I see America as an arts country a lot of the time. Maybe that’s because I live in the suburbs of Philadelphia, which is first and foremost an artsy city. I’ve been involved in comedy, music, movies, dancing, lots of art museums, crafts, have antiques, that sort of thing.

I grew up in a family where the arts were valued. My brother is an architect and my parents are both musicians. I don’t think this really registered in my life until I was in my twenties and I was kind of searching for a career and way of life. A lot of my parents friends are artists on the side or at least have heavy artistic leanings so that factored in as well.

When I realized I was sort of a failure at all the jobs I tried after college and knew that my choices for a real career were limited, I decided to embrace the arts full force, which is no easy task when you make about $10,000 a year and have to kind of support yourself.

It kind of saved my life, the art world. It gave me purpose and a foundation for life. Because when you embrace the arts, you embrace life, all life, whether it’s rich or poor, sane or insane, messy or clean.

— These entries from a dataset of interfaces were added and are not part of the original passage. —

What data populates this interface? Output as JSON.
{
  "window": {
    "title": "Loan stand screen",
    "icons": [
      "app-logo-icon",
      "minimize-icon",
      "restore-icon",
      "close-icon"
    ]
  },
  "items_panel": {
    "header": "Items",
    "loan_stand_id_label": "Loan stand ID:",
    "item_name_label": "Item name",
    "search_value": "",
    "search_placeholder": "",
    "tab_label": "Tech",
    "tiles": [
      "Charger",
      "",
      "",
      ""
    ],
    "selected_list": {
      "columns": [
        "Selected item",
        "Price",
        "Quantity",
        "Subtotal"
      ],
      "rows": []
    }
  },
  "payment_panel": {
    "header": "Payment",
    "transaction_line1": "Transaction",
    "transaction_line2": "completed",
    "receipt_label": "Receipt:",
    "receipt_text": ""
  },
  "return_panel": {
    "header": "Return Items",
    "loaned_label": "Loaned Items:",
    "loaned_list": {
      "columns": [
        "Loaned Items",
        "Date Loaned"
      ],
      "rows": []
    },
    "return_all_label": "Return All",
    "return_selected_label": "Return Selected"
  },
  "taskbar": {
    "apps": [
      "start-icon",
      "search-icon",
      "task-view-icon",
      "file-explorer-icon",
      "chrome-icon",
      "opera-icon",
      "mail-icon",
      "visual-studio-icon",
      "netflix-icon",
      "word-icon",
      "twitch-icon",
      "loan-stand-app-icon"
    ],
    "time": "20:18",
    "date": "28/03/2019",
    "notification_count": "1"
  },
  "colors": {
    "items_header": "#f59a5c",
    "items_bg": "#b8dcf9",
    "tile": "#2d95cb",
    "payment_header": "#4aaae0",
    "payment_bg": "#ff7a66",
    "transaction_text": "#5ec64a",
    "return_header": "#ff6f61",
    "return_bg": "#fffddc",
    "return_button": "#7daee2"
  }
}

I get frustrated when I see the mass media with crazy big budget superhero movies and reality shows galore dominate arts as we know it in the mainstream. I kind of want to scream, but that’s not reality! I’ve been to folk festivals, craft shows, off the radar theater productions and dances, and I sometimes feel that the mainstream version of art has its days numbered. Maybe this pandemic will teach us to value the small things in life, however offbeat they may be.

Sometimes I hope that because of the recession and the drastic changes that have come to America, arts on the fringe will flourish more and people will see that there’s more to life than TV. Because during this time of reflection and isolation, we should discover our inner spirit and experiment with our (hopefully) heavy artistic leanings.